In 18 years, the cost of one diabetes drug is up 962%

In 18 years, the cost of one diabetes drug is up 962%


By:  Tatiana Parafiniuk-Talesnick

Over the past decade, a drug that many people with diabetes depend on to live — insulin — has skyrocketed in price. One study found that cost nearly tripled between 2002 and 2013.

Politicians and activists in Washington, D.C., and the local area have paid special attention to the plight during November, Diabetes Awareness Month. Oregon Sen. Jeff Merkley and Sen. Dick Durbin (D-Ill.) introduced legislation that aims to end drug companies’ “exorbitant price hikes” on insulin. The hike in prices is caused by a complex web of issues including increasing profits for middlemen, a failing healthcare system and price surges from drug makers, a majority of the $27 billion global insulin market is controlled by just three companies.

Beyond serving as a global awareness campaign, Diabetes Awareness Month includes the birthday of Frederick Banting who, along with Charles Best and John James Rickard Macleod, co-discovered insulin in 1921. He didn’t put his name in the patent and, along with his colleagues, sold it for just 3 Canadian dollars to the University of Toronto. The university administered the patent and received royalty payments from drug companies that sold human insulin.

A person with Type 1 diabetes has a malfunctioning pancreas that doesn’t naturally make insulin. Insulin is a hormone that helps glucose, or sugar, get to cells to give them energy. Without insulin, too much glucose stays in the blood creating problems with the heart, eyes, kidneys, nerves, gums and teeth.

“Basically, if you don’t have insulin, you die,” said Sarah Moulton, a board member of Mama I’m Low, a Eugene-based support group for families dealing with Type 1 diabetes.

Moulton has had Type 1 for 42 years, she uses insulin everyday.

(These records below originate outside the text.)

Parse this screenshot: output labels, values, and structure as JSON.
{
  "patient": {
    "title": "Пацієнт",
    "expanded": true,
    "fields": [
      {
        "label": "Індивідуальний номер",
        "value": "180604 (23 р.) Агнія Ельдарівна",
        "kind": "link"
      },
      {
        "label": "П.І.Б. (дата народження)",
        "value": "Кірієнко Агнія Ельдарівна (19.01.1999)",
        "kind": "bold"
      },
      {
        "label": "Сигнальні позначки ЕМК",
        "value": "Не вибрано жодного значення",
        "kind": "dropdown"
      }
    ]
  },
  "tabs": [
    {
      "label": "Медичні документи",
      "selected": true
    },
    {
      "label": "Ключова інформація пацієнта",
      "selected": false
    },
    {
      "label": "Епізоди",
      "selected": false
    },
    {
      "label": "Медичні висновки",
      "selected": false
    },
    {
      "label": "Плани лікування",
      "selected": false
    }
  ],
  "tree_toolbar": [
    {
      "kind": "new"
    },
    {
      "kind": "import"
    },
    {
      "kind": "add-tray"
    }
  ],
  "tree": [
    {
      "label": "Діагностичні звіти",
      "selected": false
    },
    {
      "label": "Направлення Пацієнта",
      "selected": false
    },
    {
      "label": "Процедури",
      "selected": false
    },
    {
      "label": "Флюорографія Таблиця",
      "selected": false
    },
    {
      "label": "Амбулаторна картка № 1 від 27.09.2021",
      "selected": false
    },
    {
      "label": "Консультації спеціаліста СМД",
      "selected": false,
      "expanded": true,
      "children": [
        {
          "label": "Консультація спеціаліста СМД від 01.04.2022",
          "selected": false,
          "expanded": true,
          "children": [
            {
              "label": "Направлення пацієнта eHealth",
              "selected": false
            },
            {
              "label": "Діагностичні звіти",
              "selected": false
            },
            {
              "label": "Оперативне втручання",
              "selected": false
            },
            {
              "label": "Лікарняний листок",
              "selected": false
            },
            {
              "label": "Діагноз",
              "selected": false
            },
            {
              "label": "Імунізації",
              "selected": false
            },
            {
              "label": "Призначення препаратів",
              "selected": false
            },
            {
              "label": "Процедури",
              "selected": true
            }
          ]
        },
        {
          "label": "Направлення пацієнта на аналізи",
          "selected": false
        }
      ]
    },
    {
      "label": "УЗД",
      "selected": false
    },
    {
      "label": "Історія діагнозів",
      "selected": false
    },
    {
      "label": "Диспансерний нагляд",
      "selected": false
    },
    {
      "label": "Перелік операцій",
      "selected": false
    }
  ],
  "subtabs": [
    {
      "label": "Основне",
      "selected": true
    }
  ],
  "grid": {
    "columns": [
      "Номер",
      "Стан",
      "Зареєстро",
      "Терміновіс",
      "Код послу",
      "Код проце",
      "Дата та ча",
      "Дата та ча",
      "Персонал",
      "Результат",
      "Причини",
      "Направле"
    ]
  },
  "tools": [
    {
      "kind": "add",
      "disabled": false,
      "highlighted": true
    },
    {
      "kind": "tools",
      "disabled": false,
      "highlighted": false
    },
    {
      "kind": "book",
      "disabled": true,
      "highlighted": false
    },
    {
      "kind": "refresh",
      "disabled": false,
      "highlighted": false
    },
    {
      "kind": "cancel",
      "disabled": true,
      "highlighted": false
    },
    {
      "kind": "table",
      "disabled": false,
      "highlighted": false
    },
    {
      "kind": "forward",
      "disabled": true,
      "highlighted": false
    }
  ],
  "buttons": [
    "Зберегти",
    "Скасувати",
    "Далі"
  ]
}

She’s witnessed an increase in pricing that is hard for her and families like hers, but dire for those who are uninsured.

“I’ve seen it go from $10 a bottle to now I pay $60, and that’s only because I have really good insurance,” Moulton said.

Despite the original low-cost of the patent, people with Type 1 diabetes paid an average of $5,705 a year for insulin in 2016, nearly double what they paid in 2012, according to the Health Care Cost Institute.

In a press release on his website, Durbin points out that the U.S. “represents only 15% of the global insulin market, yet generates nearly half of pharma’s revenue on insulin.” For example, Durbin says, Lantus, a popular long-acting insulin, cost $35 when it was first introduced in 2001. The price of a Lantus vial has skyrocketed over the last few years to more than $372, while the exact same drug was sold in France for $46, and $67 in Canada, the release states.

More and more often, individuals with diabetes are often forced to choose between purchasing their medications or paying for other necessities, exposing themselves to potential short- and long-term health consequences that can be fatal according to the American Diabetes Association. When insulin costs go up, some people with diabetes are forced to use less than they need. Instead of maintaining a healthy blood sugar, people sometimes wait for emergencies to dose themselves.

“Our healthcare system is failing people, drug prices have gone up quite a bit,” said Julie Dewsnup, diabetes educator and executive director of a Eugene-based nonprofit pharmacy.

In 2018, Dewsnup wanted to do more for the local diabetes community so she opened a diabetes education care center and nonprofit pharmacy, Diabetes Community Care Team. She said people the pharmacy serves are often risking their health to balance their budgets.

“Yes, (insulin) rationing is happening here in Eugene,” Dewsnup said.

Dewsnup talked about one man in his early 20s who came to the pharmacy with a tiny bit of insulin left in his possession. Dewsnup’s organization was able to supply the young man, saving his life.

Accessibility of the drug is an additional burden to the disease, according to medical professionals. Terry Cornell, a nurse and diabetes educator at PeaceHealth Sacred Heart Medical Center at RiverBend, said that much of her job has become not only teaching patients about their diabetes diagnosis, but also how to get insulin, especially in cases when patients must navigate Medicare.

“I can’t hardly teach a patient how to use insulin if I know that they can’t afford to get it,” Cornell said.

National action was proposed earlier in this month when Merkley and Durbin introduced the End Price Gouging for Insulin Act, legislation that would end drug companies’ price hikes on insulin that have made it difficult for millions of Americans to afford the drug.

“While Big Pharma gouges patients to make big profits off of insulin, Americans are dying,” Merkley said in a news release. “Unaffordable high prices are leading to patients rationing their insulin, leading to dire health consequences — heart attacks, stroke, blindness, kidney failure, foot disease and amputations, even death.”

In an attempt to stop the price gouging, the Merkley-Durbin bill would require drug companies to offer insulin products to Americans at the median price of what they charge in eleven other major developed countries.